Appeal from the District Court of the United States for the Middle District of Pennsylvania; Albert L. Watson, Judge.
Before BIGGS, JONES, and GOODRICH, Circuit Judges.
The appeal at bar, stripped to its essentials, requires us to decide the question of whether an individual, arrested upon a bench warrant issued under an indictment, may test by writ of habeas corpus the sufficiency of the evidence before the grand jury which returned the indictment.
The indictment charges the appellant with a conspiracy to defraud the United States in connection with the construction of a naval depot at Mechanicsburg, Pennsylvania. It was returned by a duly constituted grand jury of the District Court of the United States for the Middle District of Pennsylvania. After its return the appellant was advised by the United States Attorney to appear in court on November 15, 1943, for arraignment. When the appellant came into court his counsel filed a petition for a writ of habeas corpus. The court decided that the appellant was not entitled to the writ because he was not in custody. The United States Attorney then asked for and received a bench warrant for the arrest of the appellant. He was arrested in the courtroom by the United States Marshal. His counsel immediately filed a second petition for a writ of habeas corpus.
The appellant's second petition asserted (as did his first) that no witness testified before the grand jury who could or did give legally competent evidence against him. He contends, therefor, that the bench warrant was issued without probable cause and in derogation of his rights under the Fourth Amendment to the Constitution of the United States.*fn1 The court again refused to issue the writ.*fn2 About two hours later the court admitted the appellant to bail which he immediately made. A few days later the appellant filed a motion to quash the indictment,*fn3 the grounds of the motion being those stated in his petitions for habeas corpus.

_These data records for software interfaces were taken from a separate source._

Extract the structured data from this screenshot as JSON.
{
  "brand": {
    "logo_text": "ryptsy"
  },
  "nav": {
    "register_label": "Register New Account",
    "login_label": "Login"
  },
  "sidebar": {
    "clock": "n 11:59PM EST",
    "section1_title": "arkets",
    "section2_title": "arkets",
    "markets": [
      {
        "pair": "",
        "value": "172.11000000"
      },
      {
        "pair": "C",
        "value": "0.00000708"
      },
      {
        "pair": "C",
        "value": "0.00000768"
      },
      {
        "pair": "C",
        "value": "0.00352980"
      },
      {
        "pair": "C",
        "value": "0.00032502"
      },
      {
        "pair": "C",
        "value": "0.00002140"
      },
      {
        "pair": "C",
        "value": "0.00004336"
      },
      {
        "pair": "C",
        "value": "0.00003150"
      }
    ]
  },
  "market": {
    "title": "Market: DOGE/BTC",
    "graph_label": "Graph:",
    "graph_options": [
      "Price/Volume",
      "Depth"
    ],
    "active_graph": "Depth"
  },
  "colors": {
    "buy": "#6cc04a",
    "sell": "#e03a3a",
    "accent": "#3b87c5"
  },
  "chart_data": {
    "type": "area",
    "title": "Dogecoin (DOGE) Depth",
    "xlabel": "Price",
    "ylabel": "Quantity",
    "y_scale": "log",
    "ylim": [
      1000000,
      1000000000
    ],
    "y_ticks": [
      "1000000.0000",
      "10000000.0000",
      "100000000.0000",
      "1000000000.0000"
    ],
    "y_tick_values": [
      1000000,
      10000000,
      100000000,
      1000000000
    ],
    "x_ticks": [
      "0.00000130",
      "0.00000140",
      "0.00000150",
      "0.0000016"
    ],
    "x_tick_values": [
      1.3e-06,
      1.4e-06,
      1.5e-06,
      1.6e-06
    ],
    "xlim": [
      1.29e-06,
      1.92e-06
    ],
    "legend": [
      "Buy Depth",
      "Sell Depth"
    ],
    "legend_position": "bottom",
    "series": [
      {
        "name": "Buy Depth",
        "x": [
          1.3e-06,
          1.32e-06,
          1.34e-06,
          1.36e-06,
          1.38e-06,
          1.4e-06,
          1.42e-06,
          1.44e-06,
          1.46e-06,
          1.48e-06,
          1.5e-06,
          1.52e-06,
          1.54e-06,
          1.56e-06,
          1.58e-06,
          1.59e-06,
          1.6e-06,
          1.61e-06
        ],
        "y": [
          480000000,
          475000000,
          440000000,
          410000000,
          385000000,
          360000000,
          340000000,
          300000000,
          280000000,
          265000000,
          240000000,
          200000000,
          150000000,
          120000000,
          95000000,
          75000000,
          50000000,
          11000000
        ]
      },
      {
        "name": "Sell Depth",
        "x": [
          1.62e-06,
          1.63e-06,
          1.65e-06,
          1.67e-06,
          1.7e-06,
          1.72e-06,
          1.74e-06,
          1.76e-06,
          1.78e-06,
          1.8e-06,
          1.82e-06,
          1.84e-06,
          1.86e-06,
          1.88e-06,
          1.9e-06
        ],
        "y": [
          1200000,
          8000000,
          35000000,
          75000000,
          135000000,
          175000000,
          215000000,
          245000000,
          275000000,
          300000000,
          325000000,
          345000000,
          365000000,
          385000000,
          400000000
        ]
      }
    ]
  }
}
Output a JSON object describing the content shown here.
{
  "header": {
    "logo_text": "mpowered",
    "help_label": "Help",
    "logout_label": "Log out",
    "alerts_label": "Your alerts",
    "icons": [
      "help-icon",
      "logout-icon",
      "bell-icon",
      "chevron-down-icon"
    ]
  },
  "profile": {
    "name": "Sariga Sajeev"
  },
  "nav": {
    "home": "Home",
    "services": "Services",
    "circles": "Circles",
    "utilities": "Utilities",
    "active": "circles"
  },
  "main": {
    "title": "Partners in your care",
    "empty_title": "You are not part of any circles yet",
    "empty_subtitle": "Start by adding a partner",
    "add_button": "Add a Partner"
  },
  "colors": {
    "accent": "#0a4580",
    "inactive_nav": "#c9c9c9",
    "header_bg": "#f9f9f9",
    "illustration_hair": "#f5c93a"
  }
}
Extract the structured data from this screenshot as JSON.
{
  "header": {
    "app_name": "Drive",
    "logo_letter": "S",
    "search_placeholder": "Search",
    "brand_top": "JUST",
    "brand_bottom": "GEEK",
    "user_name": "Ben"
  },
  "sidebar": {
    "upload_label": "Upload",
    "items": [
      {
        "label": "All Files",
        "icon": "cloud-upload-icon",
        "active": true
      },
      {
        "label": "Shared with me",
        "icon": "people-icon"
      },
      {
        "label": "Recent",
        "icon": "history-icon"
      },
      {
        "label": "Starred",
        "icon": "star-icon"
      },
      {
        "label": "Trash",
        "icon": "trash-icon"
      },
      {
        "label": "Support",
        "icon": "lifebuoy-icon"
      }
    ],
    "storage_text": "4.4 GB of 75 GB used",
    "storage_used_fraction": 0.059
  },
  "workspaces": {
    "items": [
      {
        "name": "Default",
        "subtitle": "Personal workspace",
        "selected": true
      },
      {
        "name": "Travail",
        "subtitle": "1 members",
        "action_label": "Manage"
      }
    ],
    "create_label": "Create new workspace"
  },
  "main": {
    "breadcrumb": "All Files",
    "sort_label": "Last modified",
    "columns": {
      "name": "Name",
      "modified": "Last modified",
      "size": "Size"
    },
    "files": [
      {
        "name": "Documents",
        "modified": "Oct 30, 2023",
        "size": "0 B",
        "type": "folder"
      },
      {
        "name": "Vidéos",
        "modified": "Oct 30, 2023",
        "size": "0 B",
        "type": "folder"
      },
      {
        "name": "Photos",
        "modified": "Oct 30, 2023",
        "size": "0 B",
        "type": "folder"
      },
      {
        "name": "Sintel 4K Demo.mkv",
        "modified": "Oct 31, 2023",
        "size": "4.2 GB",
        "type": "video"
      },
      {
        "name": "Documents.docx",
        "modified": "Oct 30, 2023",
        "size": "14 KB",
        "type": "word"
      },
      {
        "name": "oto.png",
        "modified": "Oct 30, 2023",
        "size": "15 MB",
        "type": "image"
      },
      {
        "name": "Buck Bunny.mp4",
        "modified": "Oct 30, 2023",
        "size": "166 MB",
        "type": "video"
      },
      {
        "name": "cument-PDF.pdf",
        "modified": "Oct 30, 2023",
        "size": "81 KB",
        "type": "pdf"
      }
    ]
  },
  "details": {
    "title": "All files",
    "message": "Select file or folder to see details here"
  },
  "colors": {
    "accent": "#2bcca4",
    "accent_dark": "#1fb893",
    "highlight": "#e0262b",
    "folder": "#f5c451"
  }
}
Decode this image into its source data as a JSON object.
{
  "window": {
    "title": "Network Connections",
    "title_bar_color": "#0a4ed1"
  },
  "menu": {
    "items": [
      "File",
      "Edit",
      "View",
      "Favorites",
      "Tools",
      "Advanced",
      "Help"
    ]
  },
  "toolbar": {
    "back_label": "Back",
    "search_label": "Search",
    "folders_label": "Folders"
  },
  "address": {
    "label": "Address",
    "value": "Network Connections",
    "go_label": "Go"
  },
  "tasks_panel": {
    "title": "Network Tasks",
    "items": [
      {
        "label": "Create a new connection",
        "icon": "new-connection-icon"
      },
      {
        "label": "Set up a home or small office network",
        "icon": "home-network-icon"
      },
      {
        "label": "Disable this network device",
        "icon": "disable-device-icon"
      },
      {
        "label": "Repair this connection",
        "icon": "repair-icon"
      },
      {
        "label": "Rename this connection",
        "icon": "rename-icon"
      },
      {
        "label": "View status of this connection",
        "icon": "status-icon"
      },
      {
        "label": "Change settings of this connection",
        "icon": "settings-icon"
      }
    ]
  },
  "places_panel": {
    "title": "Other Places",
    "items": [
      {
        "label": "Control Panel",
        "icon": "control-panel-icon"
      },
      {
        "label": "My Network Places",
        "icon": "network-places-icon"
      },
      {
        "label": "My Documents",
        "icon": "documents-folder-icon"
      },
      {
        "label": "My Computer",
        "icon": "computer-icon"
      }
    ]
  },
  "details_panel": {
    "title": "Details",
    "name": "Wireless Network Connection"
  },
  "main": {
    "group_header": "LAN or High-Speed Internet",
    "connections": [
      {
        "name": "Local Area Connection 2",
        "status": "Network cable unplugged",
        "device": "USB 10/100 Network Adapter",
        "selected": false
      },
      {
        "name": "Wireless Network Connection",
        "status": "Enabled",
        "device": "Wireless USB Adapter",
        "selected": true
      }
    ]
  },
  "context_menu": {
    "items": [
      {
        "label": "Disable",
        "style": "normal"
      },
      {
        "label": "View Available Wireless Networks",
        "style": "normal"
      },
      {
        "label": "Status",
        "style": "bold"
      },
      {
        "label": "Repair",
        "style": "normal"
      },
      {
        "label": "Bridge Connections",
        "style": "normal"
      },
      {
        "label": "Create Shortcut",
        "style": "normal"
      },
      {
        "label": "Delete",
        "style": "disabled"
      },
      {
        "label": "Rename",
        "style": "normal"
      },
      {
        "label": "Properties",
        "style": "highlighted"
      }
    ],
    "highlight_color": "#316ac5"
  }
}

The appellant in effect argues that because there was a short period of time following his arrest on the afternoon of November 15, 1943 in which he was in the custody of the United States Marshal he is entitled to prosecute this appeal despite the fact that he was admitted to bail a little later upon the afternoon of that very day. We cannot agree. The appeal at bar is moot. It was moot even when the notice of appeal was filed on November 29, 1943.
The writ of habeas corpus is one of the great writs upon which the liberty of the individual depends. Its grant cannot be permitted to turn upon an academic question of whether at a given instant in time an individual was within the custody of a United States marshal when in fact he was enlarged on bail a few hours later. Indeed, if we were to reverse the order of the court below and direct it to grant the writ, our mandate would be a nullity for the appellant is not presently deprived or restrained of his liberty. See the actual wording of R.S. § 754, 28 U.S.C.A. § 454.*fn4 Cf. the facts of Ex parte Catanzaro, 3 Cir., 138 F.2d 100, 101.
But quite aside from the foregoing, the learned District Judge committed no error in denying the petition for the writ.The courts of the United States have held almost without exception that the writ of habeas corpus will not lie to question the sufficiency of an indictment which on its face is within the jurisdiction of the court to which it was returned and that the writ of habeas corpus will not serve as a writ of error. Knewel, sheriff, v. Egan, 268 U.S. 442, 45 S. Ct. 522, 69 L. Ed. 1036; Frank v. Mangum, 237 U.S. 309, 35 S. Ct. 582, 59 L. Ed. 969; Valentina v. Mercer, 201 U.S. 131, 26 S. Ct. 368, 50 L. Ed. 693; Horner v. United States, 143 U.S. 570, 12 S. Ct. 522, 36 L. Ed. 266; Ex parte Mason, 105 U.S. 696, 26 L. Ed. 1213; Ex parte Carll, 106 U.S. 521, 1 S. Ct. 535, 27 L. Ed. 288; In re Frederich, 149 U.S. 70, 75, 13 S. Ct. 793, 37 L. Ed. 653. The court below had jurisdiction of the appellant and of the offense with which he is charged. As we have stated the appellant has raised substantially the same objections to the sufficiency of the indictment in his motion to quash as he has in his petition for habeas corpus. His rights under the Fourth Amendment can be protected fully under the motion to quash. If there was no legally competent evidence before the grand jury which returned the indictment, that fact may be ascertained on the hearing of the motion. See In re Lancaster, 137 U.S. 393, 395, 11 S. Ct. 117, 34 L. Ed. 713; Brady v. United States, 8 Cir., 24 F.2d 405, 407 - 408, 59 A.L.R. 563; Nanfito v. United States, 8 Cir., 20 F.2d 376, 377, 378; United States v. Rubin, D.C., 218 F. 245, 247-250.
The appeal is dismissed ...